(Entries from a dataset of interfaces)
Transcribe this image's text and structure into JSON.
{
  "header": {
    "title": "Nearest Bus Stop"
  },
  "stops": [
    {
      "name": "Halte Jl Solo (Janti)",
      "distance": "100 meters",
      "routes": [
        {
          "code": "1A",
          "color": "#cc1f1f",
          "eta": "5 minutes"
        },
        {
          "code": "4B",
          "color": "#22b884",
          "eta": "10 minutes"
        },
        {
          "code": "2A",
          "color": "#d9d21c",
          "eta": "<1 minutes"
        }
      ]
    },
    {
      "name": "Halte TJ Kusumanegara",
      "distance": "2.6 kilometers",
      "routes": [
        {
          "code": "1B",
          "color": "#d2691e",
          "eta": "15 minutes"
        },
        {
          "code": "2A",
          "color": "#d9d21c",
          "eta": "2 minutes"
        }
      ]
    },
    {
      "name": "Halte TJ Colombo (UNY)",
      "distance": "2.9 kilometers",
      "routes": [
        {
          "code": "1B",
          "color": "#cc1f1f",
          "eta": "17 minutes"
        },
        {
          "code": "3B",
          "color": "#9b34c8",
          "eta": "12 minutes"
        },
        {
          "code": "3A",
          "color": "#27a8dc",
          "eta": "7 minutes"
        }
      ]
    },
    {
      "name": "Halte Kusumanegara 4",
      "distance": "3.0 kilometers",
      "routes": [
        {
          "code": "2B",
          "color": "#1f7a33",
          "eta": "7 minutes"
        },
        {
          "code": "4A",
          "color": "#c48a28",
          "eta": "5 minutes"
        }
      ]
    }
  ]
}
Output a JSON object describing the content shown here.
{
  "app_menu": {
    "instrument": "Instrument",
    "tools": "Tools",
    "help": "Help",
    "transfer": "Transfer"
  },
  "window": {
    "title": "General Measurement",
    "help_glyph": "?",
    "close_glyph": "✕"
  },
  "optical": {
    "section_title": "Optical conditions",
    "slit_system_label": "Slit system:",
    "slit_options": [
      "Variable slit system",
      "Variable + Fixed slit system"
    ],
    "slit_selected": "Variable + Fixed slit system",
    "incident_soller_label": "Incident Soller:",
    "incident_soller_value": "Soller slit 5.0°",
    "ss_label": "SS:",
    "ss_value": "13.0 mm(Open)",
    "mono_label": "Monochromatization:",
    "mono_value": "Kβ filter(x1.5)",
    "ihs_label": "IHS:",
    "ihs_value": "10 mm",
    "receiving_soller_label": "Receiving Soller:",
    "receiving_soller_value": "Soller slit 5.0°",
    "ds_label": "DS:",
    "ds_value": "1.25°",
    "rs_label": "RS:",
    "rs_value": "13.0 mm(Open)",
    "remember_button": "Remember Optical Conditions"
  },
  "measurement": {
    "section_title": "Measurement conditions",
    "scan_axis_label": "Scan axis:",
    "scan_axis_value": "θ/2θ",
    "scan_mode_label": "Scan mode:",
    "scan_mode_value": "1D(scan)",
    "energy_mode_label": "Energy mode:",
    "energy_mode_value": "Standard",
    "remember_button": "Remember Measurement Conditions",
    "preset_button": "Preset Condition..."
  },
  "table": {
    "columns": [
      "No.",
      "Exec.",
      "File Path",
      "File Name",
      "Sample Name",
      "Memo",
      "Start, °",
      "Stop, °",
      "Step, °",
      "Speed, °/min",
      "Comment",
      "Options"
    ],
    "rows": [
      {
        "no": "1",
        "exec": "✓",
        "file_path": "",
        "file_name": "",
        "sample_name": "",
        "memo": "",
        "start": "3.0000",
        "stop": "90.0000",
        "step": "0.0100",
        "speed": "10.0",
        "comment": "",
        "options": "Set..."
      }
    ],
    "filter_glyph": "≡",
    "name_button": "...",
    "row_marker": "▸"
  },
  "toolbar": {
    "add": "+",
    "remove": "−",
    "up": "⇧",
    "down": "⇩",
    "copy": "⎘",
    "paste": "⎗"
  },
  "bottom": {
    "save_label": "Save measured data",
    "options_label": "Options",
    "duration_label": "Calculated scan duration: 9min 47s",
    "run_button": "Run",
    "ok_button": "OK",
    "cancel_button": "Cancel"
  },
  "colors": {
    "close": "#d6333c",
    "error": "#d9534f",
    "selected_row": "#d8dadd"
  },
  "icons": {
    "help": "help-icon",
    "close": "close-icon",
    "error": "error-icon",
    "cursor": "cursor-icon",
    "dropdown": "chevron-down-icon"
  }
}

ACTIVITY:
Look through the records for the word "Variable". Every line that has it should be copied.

SOLUTION FOR THIS PROBLEM:
      "Variable slit system",
      "Variable + Fixed slit system"
    "slit_selected": "Variable + Fixed slit system",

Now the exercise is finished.